- **WORK ITEM**
Give back every record below word for word, with the pictures omitted.

[DATASET ENTRIES Boundary: Start]

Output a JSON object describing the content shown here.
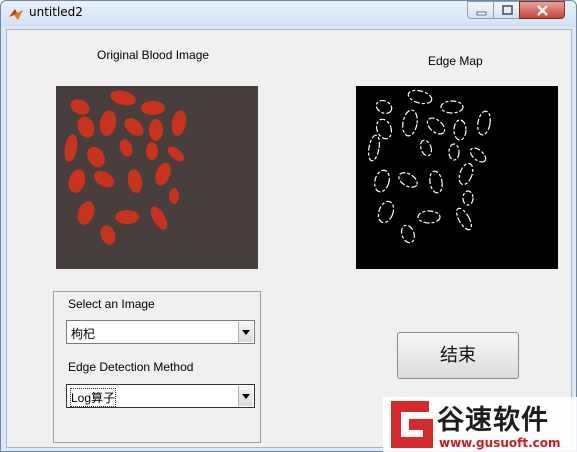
{
  "window": {
    "title": "untitled2"
  },
  "left_image": {
    "caption": "Original Blood Image"
  },
  "right_image": {
    "caption": "Edge Map"
  },
  "panel": {
    "image_label": "Select an Image",
    "image_value": "枸杞",
    "method_label": "Edge Detection Method",
    "method_value": "Log算子"
  },
  "end_button": {
    "label": "结束"
  },
  "watermark": {
    "name": "谷速软件",
    "url": "www.gusuoft.com"
  },
  "colors": {
    "cells": "#c8331c",
    "cell_background": "#463f3e",
    "edge_background": "#000000",
    "edge_lines": "#ffffff",
    "brand_red": "#d42a2a"
  },
  "icons": [
    "matlab-icon",
    "minimize-icon",
    "maximize-icon",
    "close-icon",
    "dropdown-arrow-icon",
    "gusu-logo-icon"
  ]
}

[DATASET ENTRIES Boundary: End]

- **WRITTEN SOLUTION**
Output a JSON object describing the content shown here.
{
  "window": {
    "title": "untitled2"
  },
  "left_image": {
    "caption": "Original Blood Image"
  },
  "right_image": {
    "caption": "Edge Map"
  },
  "panel": {
    "image_label": "Select an Image",
    "image_value": "枸杞",
    "method_label": "Edge Detection Method",
    "method_value": "Log算子"
  },
  "end_button": {
    "label": "结束"
  },
  "watermark": {
    "name": "谷速软件",
    "url": "www.gusuoft.com"
  },
  "colors": {
    "cells": "#c8331c",
    "cell_background": "#463f3e",
    "edge_background": "#000000",
    "edge_lines": "#ffffff",
    "brand_red": "#d42a2a"
  },
  "icons": [
    "matlab-icon",
    "minimize-icon",
    "maximize-icon",
    "close-icon",
    "dropdown-arrow-icon",
    "gusu-logo-icon"
  ]
}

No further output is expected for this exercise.